Skippers' skills may play a role in this case, but just to some extent - remember a heavy full hull will roll much more than a flat and beamy one - and it will shake off any wind there might be while the more (initially) stable light marina queen will keep on going with little breeze.

Remember the Pardeys had no engine, so they HAD to sail and that's what they did. The Hunter guy will just furl the main away and start the engine.

Just imagine what would have happened if it had been the Pardeys in the Bene and the other skippers in a Hess ... who would out sail whom then, you think?

;-)))
b.
__________________

__________________
barnakiel is offline   Reply With Quote
Reply

Thread Tools
Display Modes Rate This Thread
Rate This Thread:

Posting Rules
You may not post new threads
You may not post replies
You may not post attachments
You may not edit your posts

BB code is On
Smilies are On
[IMG] code is On
HTML code is Off
Trackbacks are Off
Pingbacks are Off
Refbacks are Off


Similar Threads
Thread Thread Starter Forum Replies Last Post
Cheaper Old Boats: False Economy ? hoppy Monohull Sailboats 87 25-08-2010 12:39
Traditional Wooden Boats in SE Asia lejie General Sailing Forum 12 05-08-2010 07:29
Hello from False Creek, Vancouver B.C. zeppelin Meets & Greets 3 10-09-2008 12:09
Truth or False?
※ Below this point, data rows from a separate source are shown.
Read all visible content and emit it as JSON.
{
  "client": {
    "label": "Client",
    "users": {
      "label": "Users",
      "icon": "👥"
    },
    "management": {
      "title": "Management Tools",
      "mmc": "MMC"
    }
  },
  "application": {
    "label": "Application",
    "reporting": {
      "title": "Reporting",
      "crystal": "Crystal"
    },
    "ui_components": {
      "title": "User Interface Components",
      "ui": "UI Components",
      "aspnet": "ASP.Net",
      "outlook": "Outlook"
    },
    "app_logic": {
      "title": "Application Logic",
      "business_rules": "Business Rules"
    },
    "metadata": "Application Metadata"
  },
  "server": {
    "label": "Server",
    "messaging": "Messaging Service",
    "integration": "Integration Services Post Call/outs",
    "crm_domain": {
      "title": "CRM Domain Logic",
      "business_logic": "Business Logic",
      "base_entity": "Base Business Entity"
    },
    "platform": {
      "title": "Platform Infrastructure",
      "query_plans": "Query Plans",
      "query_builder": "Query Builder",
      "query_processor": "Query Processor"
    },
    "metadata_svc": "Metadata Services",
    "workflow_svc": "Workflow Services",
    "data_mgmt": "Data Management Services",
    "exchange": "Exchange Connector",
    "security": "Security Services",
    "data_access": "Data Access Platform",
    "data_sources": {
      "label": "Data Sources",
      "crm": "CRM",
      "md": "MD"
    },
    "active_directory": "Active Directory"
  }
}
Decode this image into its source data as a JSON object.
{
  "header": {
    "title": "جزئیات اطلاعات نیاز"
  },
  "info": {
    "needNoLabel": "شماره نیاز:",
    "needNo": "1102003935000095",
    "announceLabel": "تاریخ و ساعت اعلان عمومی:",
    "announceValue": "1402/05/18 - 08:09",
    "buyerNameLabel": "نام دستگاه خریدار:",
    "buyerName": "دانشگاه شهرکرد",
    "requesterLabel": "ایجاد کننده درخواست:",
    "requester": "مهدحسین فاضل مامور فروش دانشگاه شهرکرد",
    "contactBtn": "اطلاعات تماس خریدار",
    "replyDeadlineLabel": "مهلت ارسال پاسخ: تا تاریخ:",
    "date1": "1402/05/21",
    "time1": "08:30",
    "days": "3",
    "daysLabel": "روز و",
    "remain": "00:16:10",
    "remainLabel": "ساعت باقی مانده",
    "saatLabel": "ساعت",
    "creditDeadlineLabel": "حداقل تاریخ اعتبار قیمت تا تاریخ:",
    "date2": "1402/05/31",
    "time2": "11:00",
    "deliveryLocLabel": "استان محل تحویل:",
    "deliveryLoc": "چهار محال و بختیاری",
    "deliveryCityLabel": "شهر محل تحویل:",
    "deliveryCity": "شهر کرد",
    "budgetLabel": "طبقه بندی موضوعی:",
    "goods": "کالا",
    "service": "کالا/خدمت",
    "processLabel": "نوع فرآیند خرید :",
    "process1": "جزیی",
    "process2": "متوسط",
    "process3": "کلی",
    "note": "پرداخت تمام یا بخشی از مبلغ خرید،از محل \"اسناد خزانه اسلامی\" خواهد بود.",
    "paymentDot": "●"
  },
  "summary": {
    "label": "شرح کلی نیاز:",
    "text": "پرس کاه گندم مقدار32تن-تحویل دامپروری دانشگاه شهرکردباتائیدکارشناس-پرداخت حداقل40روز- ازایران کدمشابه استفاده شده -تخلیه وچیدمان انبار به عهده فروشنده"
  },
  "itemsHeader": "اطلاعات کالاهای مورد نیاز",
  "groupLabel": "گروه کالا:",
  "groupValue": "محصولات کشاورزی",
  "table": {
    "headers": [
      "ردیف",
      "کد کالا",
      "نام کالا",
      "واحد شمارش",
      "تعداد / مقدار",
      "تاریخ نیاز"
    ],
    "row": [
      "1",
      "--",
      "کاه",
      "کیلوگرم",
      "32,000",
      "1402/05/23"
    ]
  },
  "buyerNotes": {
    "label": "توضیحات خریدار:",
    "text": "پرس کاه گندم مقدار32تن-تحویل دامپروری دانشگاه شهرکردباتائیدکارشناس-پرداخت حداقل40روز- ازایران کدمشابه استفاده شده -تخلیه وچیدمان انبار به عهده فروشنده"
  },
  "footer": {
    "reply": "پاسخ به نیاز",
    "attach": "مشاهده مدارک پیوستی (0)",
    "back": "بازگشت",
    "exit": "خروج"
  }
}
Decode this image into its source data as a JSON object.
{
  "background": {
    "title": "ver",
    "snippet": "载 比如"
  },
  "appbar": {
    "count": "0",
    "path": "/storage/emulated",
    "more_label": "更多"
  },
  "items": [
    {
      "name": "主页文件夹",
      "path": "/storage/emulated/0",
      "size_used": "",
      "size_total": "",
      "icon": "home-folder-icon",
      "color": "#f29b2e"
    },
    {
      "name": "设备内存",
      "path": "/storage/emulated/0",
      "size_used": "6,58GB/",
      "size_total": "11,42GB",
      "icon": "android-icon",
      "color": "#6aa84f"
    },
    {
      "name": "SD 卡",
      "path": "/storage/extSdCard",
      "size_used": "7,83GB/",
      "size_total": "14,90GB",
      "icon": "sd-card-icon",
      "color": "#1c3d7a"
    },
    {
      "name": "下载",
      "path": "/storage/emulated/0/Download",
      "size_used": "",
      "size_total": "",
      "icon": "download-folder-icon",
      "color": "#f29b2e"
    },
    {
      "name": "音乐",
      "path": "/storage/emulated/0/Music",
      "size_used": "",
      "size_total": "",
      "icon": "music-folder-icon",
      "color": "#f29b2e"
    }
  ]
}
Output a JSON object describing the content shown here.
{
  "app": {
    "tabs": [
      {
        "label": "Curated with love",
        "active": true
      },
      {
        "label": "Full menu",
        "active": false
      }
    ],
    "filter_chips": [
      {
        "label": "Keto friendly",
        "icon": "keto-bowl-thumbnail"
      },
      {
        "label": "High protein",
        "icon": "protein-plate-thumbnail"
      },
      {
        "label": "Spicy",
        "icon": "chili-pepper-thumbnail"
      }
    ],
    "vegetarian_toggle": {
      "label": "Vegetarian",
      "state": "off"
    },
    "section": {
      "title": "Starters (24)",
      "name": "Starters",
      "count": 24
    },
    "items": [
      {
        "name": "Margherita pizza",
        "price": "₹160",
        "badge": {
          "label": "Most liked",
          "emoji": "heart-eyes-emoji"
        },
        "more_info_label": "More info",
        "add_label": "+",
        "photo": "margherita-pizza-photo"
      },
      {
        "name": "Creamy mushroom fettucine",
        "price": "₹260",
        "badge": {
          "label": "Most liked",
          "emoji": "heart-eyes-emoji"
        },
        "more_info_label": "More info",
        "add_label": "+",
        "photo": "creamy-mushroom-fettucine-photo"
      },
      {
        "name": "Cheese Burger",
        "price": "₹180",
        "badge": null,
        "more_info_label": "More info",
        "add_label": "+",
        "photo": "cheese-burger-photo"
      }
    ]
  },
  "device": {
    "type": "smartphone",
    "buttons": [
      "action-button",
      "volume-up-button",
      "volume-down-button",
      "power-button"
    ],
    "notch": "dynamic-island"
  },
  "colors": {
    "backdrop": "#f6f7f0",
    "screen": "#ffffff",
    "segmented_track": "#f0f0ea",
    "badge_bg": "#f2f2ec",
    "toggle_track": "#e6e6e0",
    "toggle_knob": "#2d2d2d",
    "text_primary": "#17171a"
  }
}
BlueWater1 Construction, Maintenance & Refit 26 03-02-2007 15:14
Traditional Navigation GordMay Pacific & South China Sea 0 11-08-2005 12:49



Copyright 2002- Social Knowledge, LLC All Rights Reserved.

All times are GMT -7. The time now is 11:42.


Google+
Powered by vBulletin® Version 3.8.8 Beta 1
Copyright ©2000 - 2017, vBulletin Solutions, Inc.
Social Knowledge Networks
Powered by vBulletin® Version 3.8.8 Beta 1
Copyright ©2000 - 2017, vBulletin Solutions, Inc.

ShowCase vBulletin Plugins by Drive Thru Online, Inc.